__WHAT YOU ARE ASKED TO DO__. Copy each line of the entries beneath that contains the word "text".
*** INPUT ***
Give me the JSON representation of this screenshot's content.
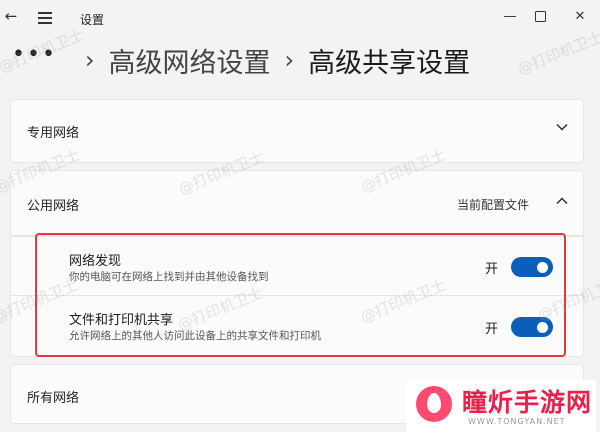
{
  "titlebar": {
    "app_title": "设置",
    "back_icon": "←",
    "minimize_icon": "—",
    "close_icon": "✕"
  },
  "breadcrumb": {
    "more": "•••",
    "separator": "›",
    "parent": "高级网络设置",
    "current": "高级共享设置"
  },
  "sections": {
    "private": {
      "label": "专用网络",
      "expanded": false
    },
    "public": {
      "label": "公用网络",
      "status": "当前配置文件",
      "expanded": true
    },
    "all": {
      "label": "所有网络",
      "expanded": false
    }
  },
  "settings": [
    {
      "title": "网络发现",
      "description": "你的电脑可在网络上找到并由其他设备找到",
      "state_label": "开",
      "on": true
    },
    {
      "title": "文件和打印机共享",
      "description": "允许网络上的其他人访问此设备上的共享文件和打印机",
      "state_label": "开",
      "on": true
    }
  ],
  "highlight_color": "#e0393e",
  "accent_color": "#0b5fb8",
  "watermark": "@打印机卫士",
  "logo": {
    "name": "瞳炘手游网",
    "url": "WWW.TONGYAN.NET",
    "color": "#e8204a"
  }
}
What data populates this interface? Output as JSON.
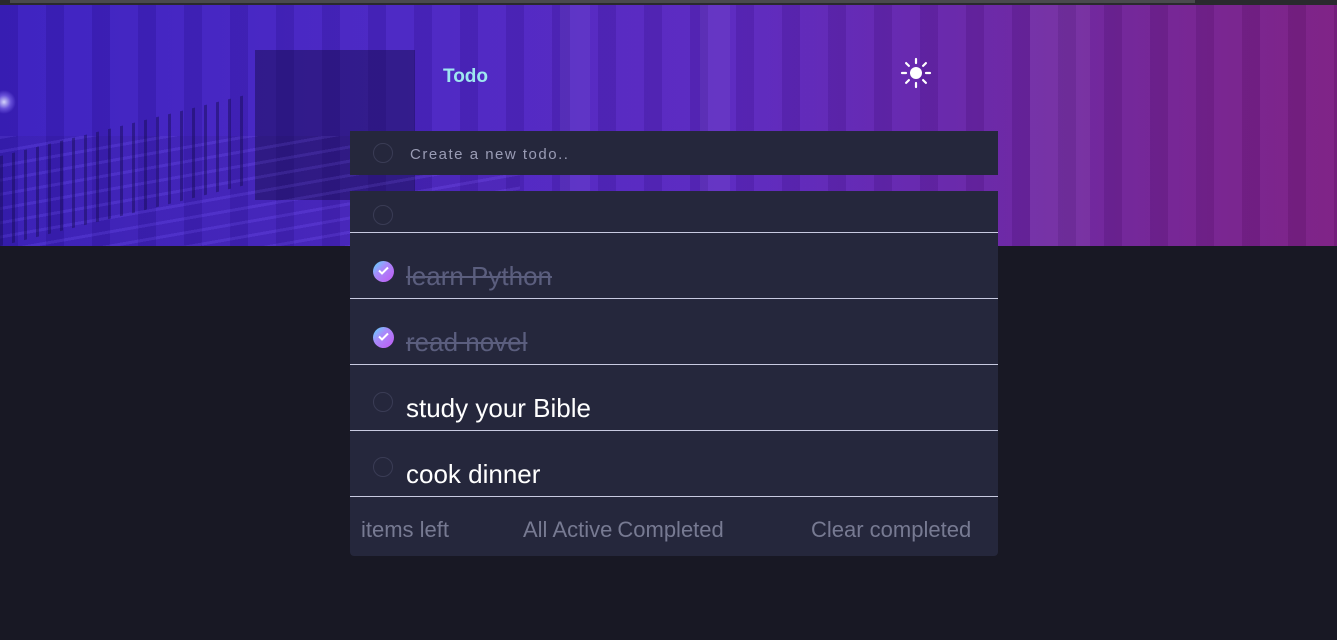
{
  "header": {
    "title": "Todo",
    "theme_icon": "sun-icon"
  },
  "new_todo": {
    "placeholder": "Create a new todo..",
    "value": ""
  },
  "todos": [
    {
      "text": "",
      "completed": false
    },
    {
      "text": "learn Python",
      "completed": true
    },
    {
      "text": "read novel",
      "completed": true
    },
    {
      "text": "study your Bible",
      "completed": false
    },
    {
      "text": "cook dinner",
      "completed": false
    }
  ],
  "footer": {
    "items_left": "items left",
    "filters": [
      "All",
      "Active",
      "Completed"
    ],
    "clear_label": "Clear completed"
  },
  "colors": {
    "accent_gradient_start": "#57ddff",
    "accent_gradient_end": "#c058f3",
    "card_background": "#25273c",
    "page_background": "#181824",
    "title_color": "#9ee6f0"
  }
}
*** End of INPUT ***
__ANSWER__.
      "text": "",
      "text": "learn Python",
      "text": "read novel",
      "text": "study your Bible",
      "text": "cook dinner",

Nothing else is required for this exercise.